Starting a new career is challenging enough without a large student loan debt hanging over your head. It’s even harder if you struggle to make your debt payments. If your income, or situation, makes paying off this debt challenging or impossible, you have options available to you.
Repayment assistance plan (RAP)
A two-stage repayment program, RAP is available to assist borrowers in repaying their loans over a maximum of 15 years and is based on the borrower’s family income and size. Stage 1 applies to the first five years, in which loan payments not exceeding 20% of family income are applied to the principal amount of the loan while the Government of Canada covers the interest portion. If repayment difficulties persist beyond five years, stage 2 sees the government continue to cover the interest portion and, eventually, a portion of the principal amount along with the borrower’s loan payments, which will continue to be based on income level and family size.
Student loans and bankruptcy
Student loans will be discharged (forgiven) in a bankruptcy as long as it has been seven years since you last attended school at the time you make a bankruptcy filing. The same seven-year cut-off applies for consumer proposals.
New loans and interest-free status
Borrowers who participate in a bankruptcy-related event (including bankruptcy, filing a consumer proposal and/or participating in a province’s Orderly Payment of Debts) while in full-time study may apply for new Canada Student Loans for a maximum of three additional years. Also, borrowers will be eligible for interest-free status on all existing Canada Student Loans. Borrowers must remain in the same program of study on a full-time basis.
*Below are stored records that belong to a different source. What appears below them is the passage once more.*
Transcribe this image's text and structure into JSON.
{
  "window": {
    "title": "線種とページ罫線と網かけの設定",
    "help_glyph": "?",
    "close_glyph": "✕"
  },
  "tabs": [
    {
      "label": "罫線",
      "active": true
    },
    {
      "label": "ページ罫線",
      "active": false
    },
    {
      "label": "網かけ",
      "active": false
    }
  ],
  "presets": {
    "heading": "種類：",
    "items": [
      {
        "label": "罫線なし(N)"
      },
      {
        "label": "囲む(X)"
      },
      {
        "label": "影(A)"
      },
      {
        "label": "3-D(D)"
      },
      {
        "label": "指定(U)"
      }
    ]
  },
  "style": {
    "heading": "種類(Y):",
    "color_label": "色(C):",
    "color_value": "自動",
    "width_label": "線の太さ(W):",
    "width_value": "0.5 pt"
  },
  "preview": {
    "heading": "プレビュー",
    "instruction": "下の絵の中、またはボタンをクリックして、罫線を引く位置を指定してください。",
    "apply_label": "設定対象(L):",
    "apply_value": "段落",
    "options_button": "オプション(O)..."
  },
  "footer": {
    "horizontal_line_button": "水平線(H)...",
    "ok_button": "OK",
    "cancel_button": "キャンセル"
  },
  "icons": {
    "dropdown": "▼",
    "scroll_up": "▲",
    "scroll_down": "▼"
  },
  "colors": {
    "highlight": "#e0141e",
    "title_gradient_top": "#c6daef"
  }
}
If you’re struggling with student loan debt and aren’t sure about the best way to proceed, meet with a Grant Thornton debt professional for a free, confidential consultation to learn more about your options.